Zeman has the backing of embattled billionaire Prime Minister Andrej Babis, who said the incumbent "fights for our national interests" but called on him to "unite, not divide" Czechs.

The Czech government is led by the prime minister, but unlike other countries where the president has a largely ceremonial role, the Czech president is involved in numerous country's political decisions.
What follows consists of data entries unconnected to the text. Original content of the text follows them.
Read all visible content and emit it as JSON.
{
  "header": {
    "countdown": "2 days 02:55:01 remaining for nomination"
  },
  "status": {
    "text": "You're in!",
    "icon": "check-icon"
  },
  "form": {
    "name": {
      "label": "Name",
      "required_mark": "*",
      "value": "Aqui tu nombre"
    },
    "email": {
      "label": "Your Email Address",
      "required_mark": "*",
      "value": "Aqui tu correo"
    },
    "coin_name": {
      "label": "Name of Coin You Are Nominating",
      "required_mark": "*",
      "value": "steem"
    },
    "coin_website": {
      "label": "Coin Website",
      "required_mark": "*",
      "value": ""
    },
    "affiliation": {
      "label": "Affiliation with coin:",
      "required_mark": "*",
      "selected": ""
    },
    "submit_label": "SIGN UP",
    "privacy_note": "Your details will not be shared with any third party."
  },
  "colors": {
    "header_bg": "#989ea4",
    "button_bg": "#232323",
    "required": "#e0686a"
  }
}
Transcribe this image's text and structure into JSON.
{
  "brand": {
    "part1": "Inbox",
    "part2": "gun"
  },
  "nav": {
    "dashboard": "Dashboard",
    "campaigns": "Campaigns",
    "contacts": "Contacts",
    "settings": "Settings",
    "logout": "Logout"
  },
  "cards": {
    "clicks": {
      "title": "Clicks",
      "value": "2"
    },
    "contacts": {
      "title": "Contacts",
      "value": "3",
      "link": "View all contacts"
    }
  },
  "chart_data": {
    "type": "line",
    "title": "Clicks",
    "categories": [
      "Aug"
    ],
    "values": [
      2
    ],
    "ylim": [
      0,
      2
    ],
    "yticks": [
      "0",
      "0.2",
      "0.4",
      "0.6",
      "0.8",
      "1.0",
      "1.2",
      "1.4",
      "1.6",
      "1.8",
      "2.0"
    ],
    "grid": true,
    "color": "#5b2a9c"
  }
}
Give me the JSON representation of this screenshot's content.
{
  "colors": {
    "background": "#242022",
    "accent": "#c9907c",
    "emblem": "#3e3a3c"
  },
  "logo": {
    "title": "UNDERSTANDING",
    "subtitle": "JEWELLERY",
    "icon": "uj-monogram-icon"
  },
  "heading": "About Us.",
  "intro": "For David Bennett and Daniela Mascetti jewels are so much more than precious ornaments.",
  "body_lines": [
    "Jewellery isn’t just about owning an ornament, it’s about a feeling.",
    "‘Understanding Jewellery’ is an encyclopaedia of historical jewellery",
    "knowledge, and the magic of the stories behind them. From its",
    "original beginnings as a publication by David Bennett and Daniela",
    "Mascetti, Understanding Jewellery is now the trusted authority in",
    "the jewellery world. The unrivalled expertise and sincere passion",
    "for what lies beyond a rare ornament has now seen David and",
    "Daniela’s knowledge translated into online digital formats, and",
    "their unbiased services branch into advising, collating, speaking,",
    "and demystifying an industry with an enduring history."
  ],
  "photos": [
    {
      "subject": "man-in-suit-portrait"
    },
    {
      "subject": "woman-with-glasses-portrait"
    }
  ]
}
Like Slovakia and Hungary, the Czechs have clashed with the European Commission over their refusal to accept migrants under quotas set by a vote by EU leaders.

The vote, likely to end in a run-off in two weeks, is seen as a referendum on 73-year-old Zeman, in office since 2013, who has harshly criticized migration from Muslim countries and is keen to boost ties with Russian Federation and China.

While he has won support among many Czechs by criticizing intellectual elites, they say he's sown doubt over whether the country of 10.6 million people should remain in the world's largest trading bloc.

"He managed to cast himself in the role of the speaker for those disenfranchised, forgotten members of the society", said Mr Stanislav Balik, a political scientist at Masaryk University in Brno. "Data also show a deepening rift between cities and the countryside".